Work to be completed: Exclude the pictures from your copy, and reproduce each entry below verbatim.

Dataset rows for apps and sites
· · · · ·

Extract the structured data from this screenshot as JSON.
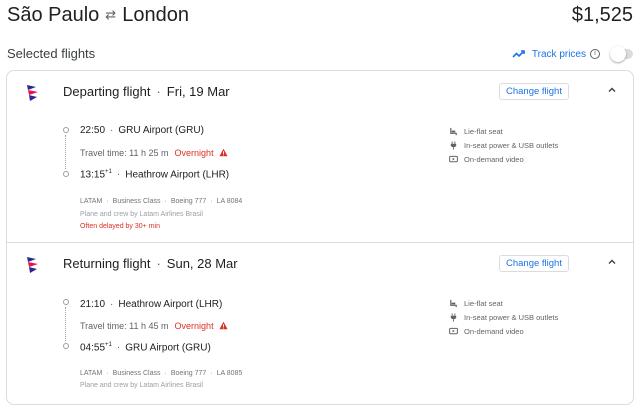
{
  "header": {
    "origin": "São Paulo",
    "arrow": "⇄",
    "destination": "London",
    "price": "$1,525"
  },
  "selected": {
    "title": "Selected flights",
    "track_label": "Track prices",
    "track_enabled": false
  },
  "flights": [
    {
      "title_direction": "Departing flight",
      "title_date": "Fri, 19 Mar",
      "change_label": "Change flight",
      "dep_time": "22:50",
      "dep_airport": "GRU Airport (GRU)",
      "travel_time": "Travel time: 11 h 25 m",
      "overnight": "Overnight",
      "arr_time": "13:15",
      "arr_dayplus": "+1",
      "arr_airport": "Heathrow Airport (LHR)",
      "airline": "LATAM",
      "cabin": "Business Class",
      "aircraft": "Boeing 777",
      "flight_no": "LA 8084",
      "operated": "Plane and crew by Latam Airlines Brasil",
      "delay_note": "Often delayed by 30+ min",
      "amenities": [
        "Lie-flat seat",
        "In-seat power & USB outlets",
        "On-demand video"
      ]
    },
    {
      "title_direction": "Returning flight",
      "title_date": "Sun, 28 Mar",
      "change_label": "Change flight",
      "dep_time": "21:10",
      "dep_airport": "Heathrow Airport (LHR)",
      "travel_time": "Travel time: 11 h 45 m",
      "overnight": "Overnight",
      "arr_time": "04:55",
      "arr_dayplus": "+1",
      "arr_airport": "GRU Airport (GRU)",
      "airline": "LATAM",
      "cabin": "Business Class",
      "aircraft": "Boeing 777",
      "flight_no": "LA 8085",
      "operated": "Plane and crew by Latam Airlines Brasil",
      "amenities": [
        "Lie-flat seat",
        "In-seat power & USB outlets",
        "On-demand video"
      ]
    }
  ],
  "icons": {
    "swap": "swap-arrows-icon",
    "trend": "trending-icon",
    "info": "info-icon",
    "chevron": "chevron-up-icon",
    "warning": "warning-icon",
    "seat": "seat-icon",
    "power": "power-plug-icon",
    "video": "video-icon",
    "logo": "latam-logo"
  },
  "colors": {
    "accent": "#1a73e8",
    "warning": "#d93025",
    "latam_indigo": "#2b2a8c",
    "latam_coral": "#e8114b"
  }
}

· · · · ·

Response to the exercise:
Extract the structured data from this screenshot as JSON.
{
  "header": {
    "origin": "São Paulo",
    "arrow": "⇄",
    "destination": "London",
    "price": "$1,525"
  },
  "selected": {
    "title": "Selected flights",
    "track_label": "Track prices",
    "track_enabled": false
  },
  "flights": [
    {
      "title_direction": "Departing flight",
      "title_date": "Fri, 19 Mar",
      "change_label": "Change flight",
      "dep_time": "22:50",
      "dep_airport": "GRU Airport (GRU)",
      "travel_time": "Travel time: 11 h 25 m",
      "overnight": "Overnight",
      "arr_time": "13:15",
      "arr_dayplus": "+1",
      "arr_airport": "Heathrow Airport (LHR)",
      "airline": "LATAM",
      "cabin": "Business Class",
      "aircraft": "Boeing 777",
      "flight_no": "LA 8084",
      "operated": "Plane and crew by Latam Airlines Brasil",
      "delay_note": "Often delayed by 30+ min",
      "amenities": [
        "Lie-flat seat",
        "In-seat power & USB outlets",
        "On-demand video"
      ]
    },
    {
      "title_direction": "Returning flight",
      "title_date": "Sun, 28 Mar",
      "change_label": "Change flight",
      "dep_time": "21:10",
      "dep_airport": "Heathrow Airport (LHR)",
      "travel_time": "Travel time: 11 h 45 m",
      "overnight": "Overnight",
      "arr_time": "04:55",
      "arr_dayplus": "+1",
      "arr_airport": "GRU Airport (GRU)",
      "airline": "LATAM",
      "cabin": "Business Class",
      "aircraft": "Boeing 777",
      "flight_no": "LA 8085",
      "operated": "Plane and crew by Latam Airlines Brasil",
      "amenities": [
        "Lie-flat seat",
        "In-seat power & USB outlets",
        "On-demand video"
      ]
    }
  ],
  "icons": {
    "swap": "swap-arrows-icon",
    "trend": "trending-icon",
    "info": "info-icon",
    "chevron": "chevron-up-icon",
    "warning": "warning-icon",
    "seat": "seat-icon",
    "power": "power-plug-icon",
    "video": "video-icon",
    "logo": "latam-logo"
  },
  "colors": {
    "accent": "#1a73e8",
    "warning": "#d93025",
    "latam_indigo": "#2b2a8c",
    "latam_coral": "#e8114b"
  }
}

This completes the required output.